→ Work instruction
Would you write out the data below exactly, with every line intact?

::::

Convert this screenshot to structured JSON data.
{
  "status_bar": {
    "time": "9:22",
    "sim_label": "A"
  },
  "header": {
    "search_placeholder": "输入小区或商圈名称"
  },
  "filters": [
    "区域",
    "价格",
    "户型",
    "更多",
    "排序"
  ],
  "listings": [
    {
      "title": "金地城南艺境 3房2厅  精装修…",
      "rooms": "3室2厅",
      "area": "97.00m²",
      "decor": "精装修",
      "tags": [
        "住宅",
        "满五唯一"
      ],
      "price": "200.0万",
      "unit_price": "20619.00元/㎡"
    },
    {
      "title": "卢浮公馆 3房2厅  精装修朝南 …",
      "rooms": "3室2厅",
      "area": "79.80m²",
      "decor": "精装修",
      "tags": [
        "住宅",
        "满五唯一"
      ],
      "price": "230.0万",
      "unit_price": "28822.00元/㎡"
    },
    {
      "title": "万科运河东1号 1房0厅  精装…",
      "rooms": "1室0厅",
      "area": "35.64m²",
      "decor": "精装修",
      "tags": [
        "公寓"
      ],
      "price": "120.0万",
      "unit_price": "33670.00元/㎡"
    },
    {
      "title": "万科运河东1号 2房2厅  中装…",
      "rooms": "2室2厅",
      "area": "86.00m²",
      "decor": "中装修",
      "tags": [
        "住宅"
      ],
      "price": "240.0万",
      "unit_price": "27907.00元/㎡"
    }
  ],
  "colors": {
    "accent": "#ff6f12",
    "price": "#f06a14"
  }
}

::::

→ Problem solution
Convert this screenshot to structured JSON data.
{
  "status_bar": {
    "time": "9:22",
    "sim_label": "A"
  },
  "header": {
    "search_placeholder": "输入小区或商圈名称"
  },
  "filters": [
    "区域",
    "价格",
    "户型",
    "更多",
    "排序"
  ],
  "listings": [
    {
      "title": "金地城南艺境 3房2厅  精装修…",
      "rooms": "3室2厅",
      "area": "97.00m²",
      "decor": "精装修",
      "tags": [
        "住宅",
        "满五唯一"
      ],
      "price": "200.0万",
      "unit_price": "20619.00元/㎡"
    },
    {
      "title": "卢浮公馆 3房2厅  精装修朝南 …",
      "rooms": "3室2厅",
      "area": "79.80m²",
      "decor": "精装修",
      "tags": [
        "住宅",
        "满五唯一"
      ],
      "price": "230.0万",
      "unit_price": "28822.00元/㎡"
    },
    {
      "title": "万科运河东1号 1房0厅  精装…",
      "rooms": "1室0厅",
      "area": "35.64m²",
      "decor": "精装修",
      "tags": [
        "公寓"
      ],
      "price": "120.0万",
      "unit_price": "33670.00元/㎡"
    },
    {
      "title": "万科运河东1号 2房2厅  中装…",
      "rooms": "2室2厅",
      "area": "86.00m²",
      "decor": "中装修",
      "tags": [
        "住宅"
      ],
      "price": "240.0万",
      "unit_price": "27907.00元/㎡"
    }
  ],
  "colors": {
    "accent": "#ff6f12",
    "price": "#f06a14"
  }
}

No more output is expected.